A recent decision from the U.S. District Court for the District of Kansas sheds light on how a party may isolate, categorize, and produce emails in accordance with Federal Rule of Civil Procedure 34 absent a governing agreement or court order.
Federal Rule of Civil Procedure 34 provides:
Unless otherwise stipulated or ordered by the court, these procedures apply to producing documents or electronically stored information:
(i) A party must produce documents as they are kept in the usual course of business or must organize and label them to correspond to the categories in the request;
(ii) If a request does not specify a form for producing electronically stored information, a party must produce it in a form or forms in which it is ordinarily maintained or in a reasonably usable form or forms; and
(iii) A party need not produce the same electronically stored information in more than one form.
In Heartland Food, the producing parties produced over 21,000 emails, plus attachments, as TIFF images with accompanying load files.
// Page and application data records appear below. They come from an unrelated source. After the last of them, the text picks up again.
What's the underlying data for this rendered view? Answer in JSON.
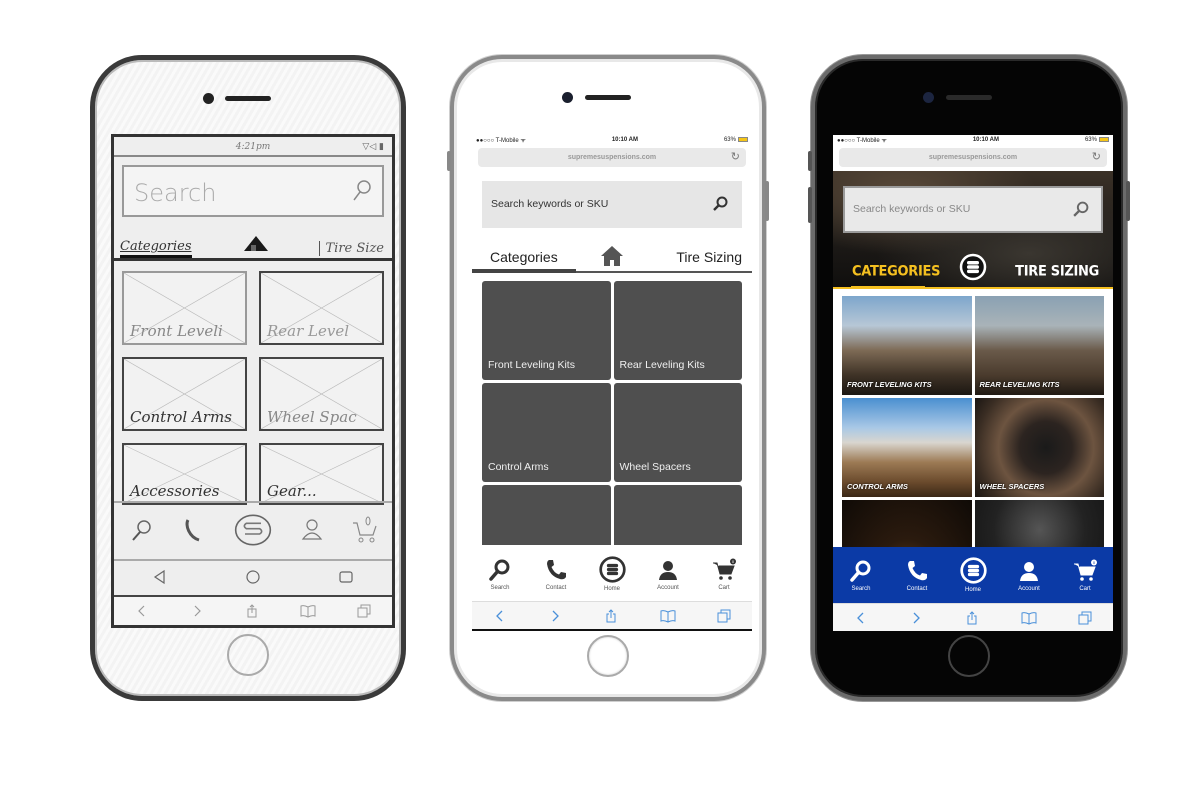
{
  "sketch": {
    "status_time": "4:21pm",
    "status_icons": "▽◁ ▮",
    "search_placeholder": "Search",
    "tabs": {
      "left": "Categories",
      "right": "Tire Size"
    },
    "tiles": [
      {
        "label": "Front Leveli"
      },
      {
        "label": "Rear Level"
      },
      {
        "label": "Control Arms"
      },
      {
        "label": "Wheel Spac"
      },
      {
        "label": "Accessories"
      },
      {
        "label": "Gear..."
      }
    ],
    "nav_icons": [
      "search-icon",
      "phone-icon",
      "logo-icon",
      "user-icon",
      "cart-icon"
    ],
    "android_icons": [
      "back-icon",
      "home-circle-icon",
      "recents-icon"
    ]
  },
  "white_phone": {
    "status": {
      "carrier": "●●○○○ T-Mobile ᯤ",
      "time": "10:10 AM",
      "battery": "63%"
    },
    "url": "supremesuspensions.com",
    "search_placeholder": "Search keywords or SKU",
    "tabs": {
      "left": "Categories",
      "right": "Tire Sizing"
    },
    "tiles": [
      {
        "label": "Front Leveling Kits"
      },
      {
        "label": "Rear Leveling Kits"
      },
      {
        "label": "Control Arms"
      },
      {
        "label": "Wheel Spacers"
      },
      {
        "label": ""
      },
      {
        "label": ""
      }
    ],
    "nav": [
      {
        "label": "Search",
        "icon": "search-icon"
      },
      {
        "label": "Contact",
        "icon": "phone-icon"
      },
      {
        "label": "Home",
        "icon": "logo-icon"
      },
      {
        "label": "Account",
        "icon": "user-icon"
      },
      {
        "label": "Cart",
        "icon": "cart-icon",
        "badge": "0"
      }
    ]
  },
  "dark_phone": {
    "status": {
      "carrier": "●●○○○ T-Mobile ᯤ",
      "time": "10:10 AM",
      "battery": "63%"
    },
    "url": "supremesuspensions.com",
    "search_placeholder": "Search keywords or SKU",
    "tabs": {
      "left": "CATEGORIES",
      "right": "TIRE SIZING"
    },
    "tiles": [
      {
        "label": "FRONT LEVELING KITS"
      },
      {
        "label": "REAR LEVELING KITS"
      },
      {
        "label": "CONTROL ARMS"
      },
      {
        "label": "WHEEL SPACERS"
      },
      {
        "label": ""
      },
      {
        "label": ""
      }
    ],
    "nav": [
      {
        "label": "Search",
        "icon": "search-icon"
      },
      {
        "label": "Contact",
        "icon": "phone-icon"
      },
      {
        "label": "Home",
        "icon": "logo-icon"
      },
      {
        "label": "Account",
        "icon": "user-icon"
      },
      {
        "label": "Cart",
        "icon": "cart-icon",
        "badge": "0"
      }
    ]
  },
  "colors": {
    "accent_yellow": "#f5c020",
    "nav_blue": "#0b3aa6",
    "tile_gray": "#4f4f4f",
    "safari_blue": "#4a90d9"
  }
}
Heartland Food Prods., LLC v. Fleener, No. 18-cv-2250-JAR-TJJ, 2019 U.S. Dist. LEXIS 101113, at *3 (D. Kan. June 17, 2019). The emails at issue had been located through a simple search for the names of the individuals relevant to the opposing party’s discovery requests and “produced in the order of the hits, without any reorganization or manipulation, with each email’s attachment(s) adjoining the email to which it corresponded.” Id. at 7 n.21. In response, the requesting party filed a motion to compel that the emails be produced in PDF or native format and the producing parties identify by Bates numbers which emails are responsive to each discovery request. The producing parties argued that emails were produced in the form required under Rule 34 and identified in a way authorized by Rule 34.
First, the court determined that even though the parties had an agreement on the production of ESI, the agreement contained an ambiguity and therefore the agreement did not govern the format of the email production and the requesting party failed to specify a format for production in its discovery requests. Thus, the court found that the producing parties were free to produce the emails in the format of their choice, the production of emails in TIFF format with accompanying load files preserving the metadata was a reasonable form of production, and the producing parties were not required to also produce the emails as PDFs.